* [Exercise goal] When you repeat the material, keep each line exact and omit the pictures.

* [Given data]
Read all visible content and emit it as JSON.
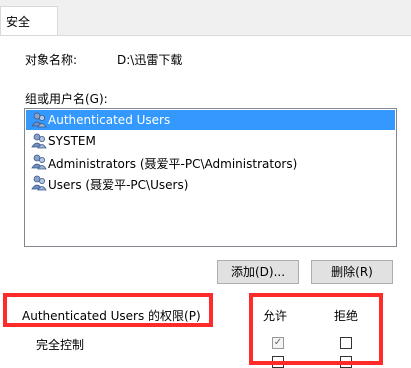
{
  "tabs": [
    {
      "label": "安全"
    }
  ],
  "object": {
    "label": "对象名称:",
    "value": "D:\\迅雷下载"
  },
  "group": {
    "label": "组或用户名(G):"
  },
  "users": [
    {
      "name": "Authenticated Users",
      "selected": true
    },
    {
      "name": "SYSTEM",
      "selected": false
    },
    {
      "name": "Administrators (聂爱平-PC\\Administrators)",
      "selected": false
    },
    {
      "name": "Users (聂爱平-PC\\Users)",
      "selected": false
    }
  ],
  "buttons": {
    "add": "添加(D)...",
    "remove": "删除(R)"
  },
  "permissions": {
    "title": "Authenticated Users 的权限(P)",
    "allow_label": "允许",
    "deny_label": "拒绝",
    "rows": [
      {
        "name": "完全控制",
        "allow": true,
        "deny": false
      },
      {
        "name": "",
        "allow": false,
        "deny": false
      }
    ]
  },
  "colors": {
    "selection": "#3399ff",
    "highlight_border": "#ff2a2a"
  }
}
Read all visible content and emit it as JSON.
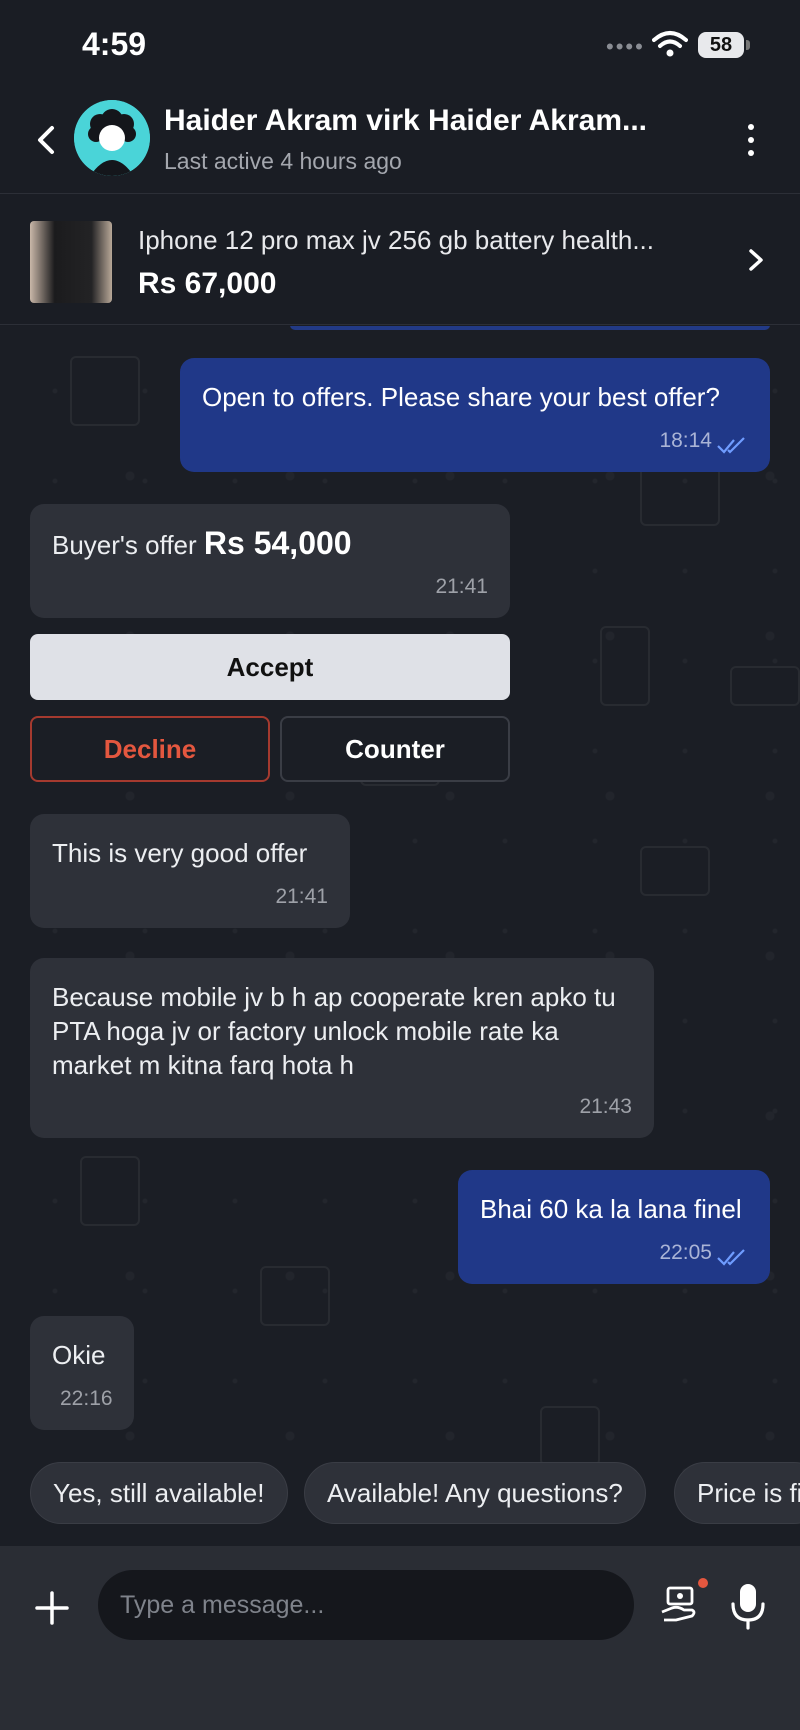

* [Result below]
Read all visible content and emit it as JSON.
{
  "tabs": [
    {
      "label": "安全"
    }
  ],
  "object": {
    "label": "对象名称:",
    "value": "D:\\迅雷下载"
  },
  "group": {
    "label": "组或用户名(G):"
  },
  "users": [
    {
      "name": "Authenticated Users",
      "selected": true
    },
    {
      "name": "SYSTEM",
      "selected": false
    },
    {
      "name": "Administrators (聂爱平-PC\\Administrators)",
      "selected": false
    },
    {
      "name": "Users (聂爱平-PC\\Users)",
      "selected": false
    }
  ],
  "buttons": {
    "add": "添加(D)...",
    "remove": "删除(R)"
  },
  "permissions": {
    "title": "Authenticated Users 的权限(P)",
    "allow_label": "允许",
    "deny_label": "拒绝",
    "rows": [
      {
        "name": "完全控制",
        "allow": true,
        "deny": false
      },
      {
        "name": "",
        "allow": false,
        "deny": false
      }
    ]
  },
  "colors": {
    "selection": "#3399ff",
    "highlight_border": "#ff2a2a"
  }
}
Read all visible content and emit it as JSON.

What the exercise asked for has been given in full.